article ‘an inspiration’ to teaching and learning at Concord

Monday September 17, 2018

A Concord teacher has had her research article published in ‘Teaching History’ – the secondary education journal of The Historical Association. Head of History, Dr Danielle Donaldson, started her research during her teacher training at Sawston Village College – a comprehensive school in Cambridgeshire, and hopes that it will ‘aid teaching and learning strategies’ at Concord. The article, published this summer, ‘Through the Looking Glass’ seeks to explore how pupils’ substantive historical knowledge informs the language and analysis of change and continuity. It also explores relationships such as pupils’ understanding of change through time, and the interconnection between verbs, knowledge and concepts.
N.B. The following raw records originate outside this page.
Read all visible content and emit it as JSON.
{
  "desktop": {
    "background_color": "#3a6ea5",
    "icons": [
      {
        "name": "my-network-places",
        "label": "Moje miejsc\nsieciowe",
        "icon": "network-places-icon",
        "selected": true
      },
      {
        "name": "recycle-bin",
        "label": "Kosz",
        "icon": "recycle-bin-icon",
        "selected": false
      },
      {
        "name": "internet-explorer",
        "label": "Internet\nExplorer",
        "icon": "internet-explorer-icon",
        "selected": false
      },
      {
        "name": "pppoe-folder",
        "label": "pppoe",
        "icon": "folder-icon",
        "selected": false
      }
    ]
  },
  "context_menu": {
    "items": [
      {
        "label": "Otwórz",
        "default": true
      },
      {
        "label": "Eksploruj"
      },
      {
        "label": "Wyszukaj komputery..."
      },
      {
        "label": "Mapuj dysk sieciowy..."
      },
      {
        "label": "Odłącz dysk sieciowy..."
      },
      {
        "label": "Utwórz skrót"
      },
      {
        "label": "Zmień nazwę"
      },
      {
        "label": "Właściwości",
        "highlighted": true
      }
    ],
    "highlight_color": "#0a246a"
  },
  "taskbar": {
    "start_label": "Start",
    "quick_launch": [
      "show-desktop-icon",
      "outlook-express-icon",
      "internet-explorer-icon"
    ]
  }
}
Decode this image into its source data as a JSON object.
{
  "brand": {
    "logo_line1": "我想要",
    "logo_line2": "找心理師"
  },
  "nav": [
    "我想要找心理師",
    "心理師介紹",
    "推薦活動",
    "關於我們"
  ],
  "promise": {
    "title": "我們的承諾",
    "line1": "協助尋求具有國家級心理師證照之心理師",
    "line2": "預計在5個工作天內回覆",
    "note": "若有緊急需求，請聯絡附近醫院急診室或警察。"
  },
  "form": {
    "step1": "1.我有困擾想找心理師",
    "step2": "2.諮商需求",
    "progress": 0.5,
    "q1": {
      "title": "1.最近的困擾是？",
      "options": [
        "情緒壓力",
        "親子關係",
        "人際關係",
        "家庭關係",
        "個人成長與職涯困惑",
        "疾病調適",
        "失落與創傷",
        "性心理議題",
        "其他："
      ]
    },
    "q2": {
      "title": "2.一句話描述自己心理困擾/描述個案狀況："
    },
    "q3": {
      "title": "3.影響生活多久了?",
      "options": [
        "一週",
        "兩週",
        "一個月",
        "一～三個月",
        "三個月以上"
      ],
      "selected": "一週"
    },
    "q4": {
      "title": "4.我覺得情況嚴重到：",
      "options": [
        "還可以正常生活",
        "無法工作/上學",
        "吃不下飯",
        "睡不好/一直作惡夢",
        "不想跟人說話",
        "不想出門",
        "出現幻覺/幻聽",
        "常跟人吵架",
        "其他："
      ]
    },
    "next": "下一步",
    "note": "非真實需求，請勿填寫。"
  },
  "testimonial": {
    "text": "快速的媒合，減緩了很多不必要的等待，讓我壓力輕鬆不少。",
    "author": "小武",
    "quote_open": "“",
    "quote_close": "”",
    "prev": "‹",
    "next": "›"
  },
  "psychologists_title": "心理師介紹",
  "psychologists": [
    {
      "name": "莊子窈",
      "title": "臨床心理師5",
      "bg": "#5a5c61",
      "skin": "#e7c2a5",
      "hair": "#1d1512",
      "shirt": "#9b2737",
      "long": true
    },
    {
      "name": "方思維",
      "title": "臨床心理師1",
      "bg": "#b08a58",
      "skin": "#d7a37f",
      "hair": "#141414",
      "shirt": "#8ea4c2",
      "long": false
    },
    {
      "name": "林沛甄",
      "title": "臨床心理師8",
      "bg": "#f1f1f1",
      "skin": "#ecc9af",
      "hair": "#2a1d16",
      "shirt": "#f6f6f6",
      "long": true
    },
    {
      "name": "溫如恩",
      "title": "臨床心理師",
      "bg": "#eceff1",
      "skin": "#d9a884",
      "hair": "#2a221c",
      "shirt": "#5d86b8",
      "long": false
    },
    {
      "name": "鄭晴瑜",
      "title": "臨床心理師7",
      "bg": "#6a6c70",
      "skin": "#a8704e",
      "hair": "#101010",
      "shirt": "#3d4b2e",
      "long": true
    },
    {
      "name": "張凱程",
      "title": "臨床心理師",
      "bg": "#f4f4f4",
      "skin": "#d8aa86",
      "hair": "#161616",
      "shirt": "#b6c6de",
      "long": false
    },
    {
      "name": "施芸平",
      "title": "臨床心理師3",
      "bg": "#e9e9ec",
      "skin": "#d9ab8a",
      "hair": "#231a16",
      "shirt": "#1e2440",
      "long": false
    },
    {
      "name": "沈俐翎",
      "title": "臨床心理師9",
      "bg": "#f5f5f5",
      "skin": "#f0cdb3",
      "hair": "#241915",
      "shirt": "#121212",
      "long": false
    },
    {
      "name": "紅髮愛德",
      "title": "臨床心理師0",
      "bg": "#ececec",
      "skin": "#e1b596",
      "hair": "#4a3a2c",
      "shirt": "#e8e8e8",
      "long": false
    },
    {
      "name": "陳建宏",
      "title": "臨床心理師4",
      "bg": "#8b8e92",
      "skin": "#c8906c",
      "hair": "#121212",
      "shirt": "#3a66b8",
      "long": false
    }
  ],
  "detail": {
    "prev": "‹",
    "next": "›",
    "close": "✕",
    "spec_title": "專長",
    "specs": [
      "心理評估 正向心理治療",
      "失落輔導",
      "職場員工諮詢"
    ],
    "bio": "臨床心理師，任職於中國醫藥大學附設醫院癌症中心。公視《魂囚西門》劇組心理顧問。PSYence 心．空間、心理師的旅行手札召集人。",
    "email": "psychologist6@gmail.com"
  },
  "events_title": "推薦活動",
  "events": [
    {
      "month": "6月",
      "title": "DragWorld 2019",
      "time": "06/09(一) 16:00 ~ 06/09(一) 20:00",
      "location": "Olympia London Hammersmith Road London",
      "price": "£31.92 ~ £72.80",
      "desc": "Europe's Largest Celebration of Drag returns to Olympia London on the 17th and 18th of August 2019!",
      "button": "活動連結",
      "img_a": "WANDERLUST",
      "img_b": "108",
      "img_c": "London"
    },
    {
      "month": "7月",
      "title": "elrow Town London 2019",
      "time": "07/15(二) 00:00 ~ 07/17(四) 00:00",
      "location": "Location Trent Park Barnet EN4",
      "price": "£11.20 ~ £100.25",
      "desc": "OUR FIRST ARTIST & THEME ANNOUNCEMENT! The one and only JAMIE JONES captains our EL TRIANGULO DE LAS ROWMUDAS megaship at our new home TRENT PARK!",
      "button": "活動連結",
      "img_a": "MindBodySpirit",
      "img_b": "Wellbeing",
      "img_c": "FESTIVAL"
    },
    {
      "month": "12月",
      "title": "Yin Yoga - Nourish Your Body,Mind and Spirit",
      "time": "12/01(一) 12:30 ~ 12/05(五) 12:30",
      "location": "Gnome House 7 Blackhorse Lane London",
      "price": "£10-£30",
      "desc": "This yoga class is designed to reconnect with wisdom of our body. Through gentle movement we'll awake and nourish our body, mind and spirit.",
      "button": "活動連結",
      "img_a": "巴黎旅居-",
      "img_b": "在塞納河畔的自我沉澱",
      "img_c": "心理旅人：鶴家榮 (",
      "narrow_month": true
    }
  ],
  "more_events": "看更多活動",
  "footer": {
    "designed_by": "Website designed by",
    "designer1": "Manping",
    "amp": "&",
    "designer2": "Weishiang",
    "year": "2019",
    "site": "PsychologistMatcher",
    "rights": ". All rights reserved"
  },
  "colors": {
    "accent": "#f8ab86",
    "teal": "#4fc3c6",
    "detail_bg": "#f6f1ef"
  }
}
Explaining the importance of teacher research, Dr Donaldson said: “Teacher research provides the motivation for teachers to stay current with professional development and curriculum debates within their subject. “It enables teachers to stay at the “cutting edge” of their profession and have a wider pool of resources to draw upon for challenging and inspiring students.” Dr Donaldson’s research suggests that extended writing on change and continuity should comprise a synthesis that can either be ‘thick description’ or non-chronological narrative or historical argument. When asked about the inspiration behind the work, Dr Donaldson said: “My project was inspired by the links between English language and Historical knowledge. We often think of these as separate areas of academic study, but language is integral to how we communicate complex ideas. “My research showed that it works both ways – the quality of your English language can betray weaknesses in Historical knowledge and understanding. “In Concord, I notice and focus on similar patterns. As a result, I have integrated more strategies to help students recall knowledge and concepts before tackling historical arguments or sources.” The article is available to read online (with a subscription) at the Historical Association website, in the journal of Teaching History: